_WHAT YOU NEED TO DO_
From the entries below, please gather each line containing the string "نسخه".

BEGIN INPUT

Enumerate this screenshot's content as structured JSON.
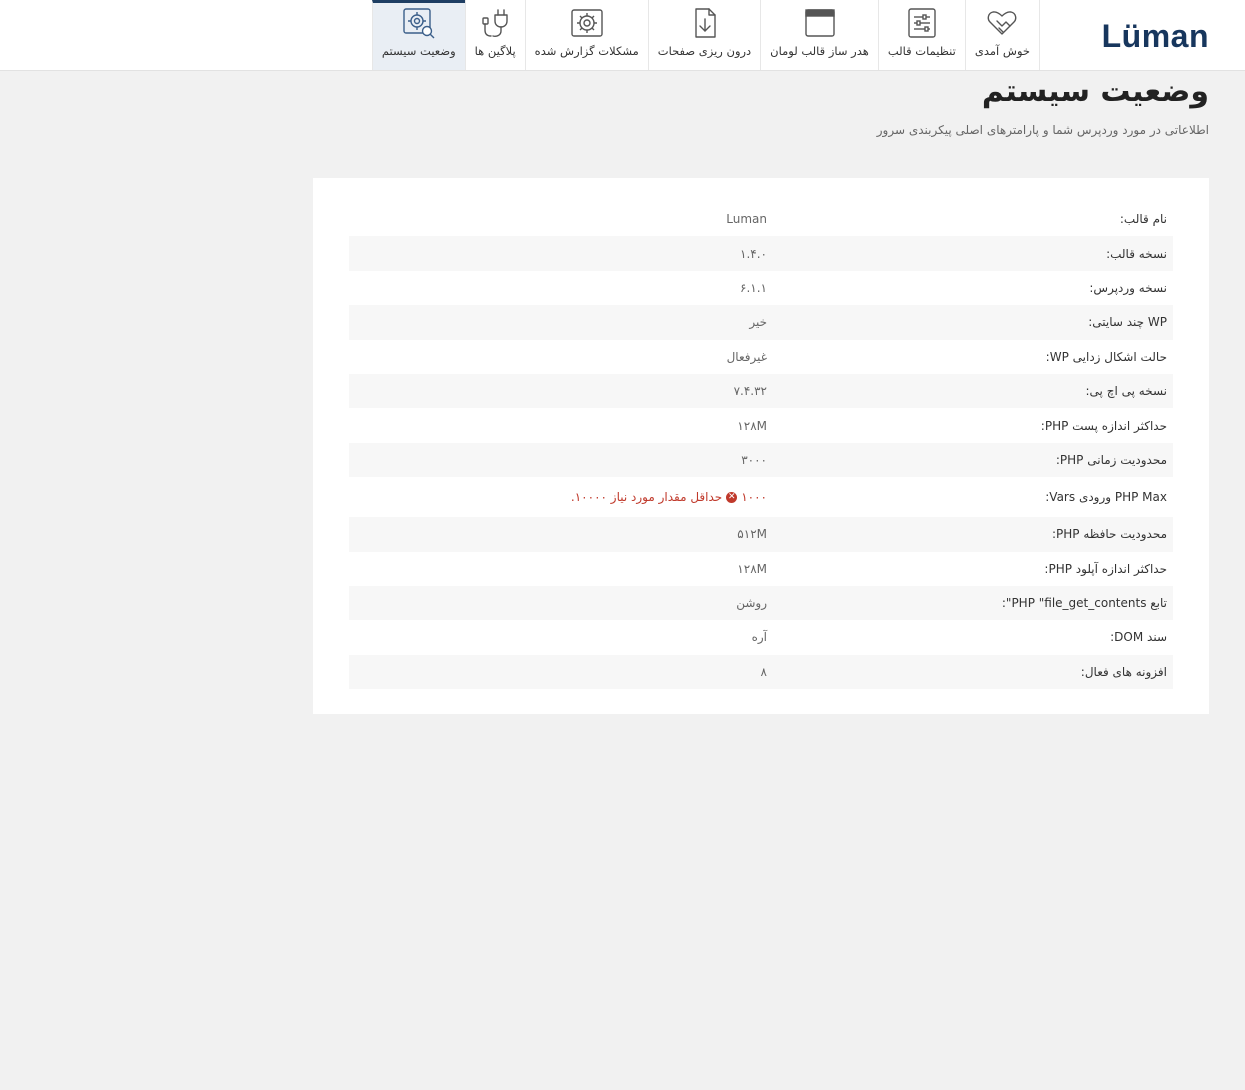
{
  "brand": {
    "logo_text": "Lüman"
  },
  "nav": {
    "tabs": [
      {
        "label": "خوش آمدی",
        "icon": "handshake-icon",
        "active": false
      },
      {
        "label": "تنظیمات قالب",
        "icon": "sliders-icon",
        "active": false
      },
      {
        "label": "هدر ساز قالب لومان",
        "icon": "window-icon",
        "active": false
      },
      {
        "label": "درون ریزی صفحات",
        "icon": "file-import-icon",
        "active": false
      },
      {
        "label": "مشکلات گزارش شده",
        "icon": "gear-frame-icon",
        "active": false
      },
      {
        "label": "پلاگین ها",
        "icon": "plug-icon",
        "active": false
      },
      {
        "label": "وضعیت سیستم",
        "icon": "system-search-icon",
        "active": true
      }
    ]
  },
  "header": {
    "title": "وضعیت سیستم",
    "subtitle": "اطلاعاتی در مورد وردپرس شما و پارامترهای اصلی پیکربندی سرور"
  },
  "status": {
    "rows": [
      {
        "label": "نام قالب:",
        "value": "Luman"
      },
      {
        "label": "نسخه قالب:",
        "value": "۱.۴.۰"
      },
      {
        "label": "نسخه وردپرس:",
        "value": "۶.۱.۱"
      },
      {
        "label": "WP چند سایتی:",
        "value": "خیر"
      },
      {
        "label": "حالت اشکال زدایی WP:",
        "value": "غیرفعال"
      },
      {
        "label": "نسخه پی اچ پی:",
        "value": "۷.۴.۳۲"
      },
      {
        "label": "حداکثر اندازه پست PHP:",
        "value": "۱۲۸M"
      },
      {
        "label": "محدودیت زمانی PHP:",
        "value": "۳۰۰۰"
      },
      {
        "label": "PHP Max ورودی Vars:",
        "value": "۱۰۰۰",
        "error": true,
        "error_text": "حداقل مقدار مورد نیاز ۱۰۰۰۰."
      },
      {
        "label": "محدودیت حافظه PHP:",
        "value": "۵۱۲M"
      },
      {
        "label": "حداکثر اندازه آپلود PHP:",
        "value": "۱۲۸M"
      },
      {
        "label": "تابع PHP \"file_get_contents\":",
        "value": "روشن"
      },
      {
        "label": "سند DOM:",
        "value": "آره"
      },
      {
        "label": "افزونه های فعال:",
        "value": "۸"
      }
    ],
    "error_color": "#c0392b"
  },
  "colors": {
    "brand": "#17365d",
    "active_tab_bg": "#e9eef4",
    "page_bg": "#f1f1f1"
  }
}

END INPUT

_FINISHED EXERCISE_
        "label": "نسخه قالب:",
        "label": "نسخه وردپرس:",
        "label": "نسخه پی اچ پی:",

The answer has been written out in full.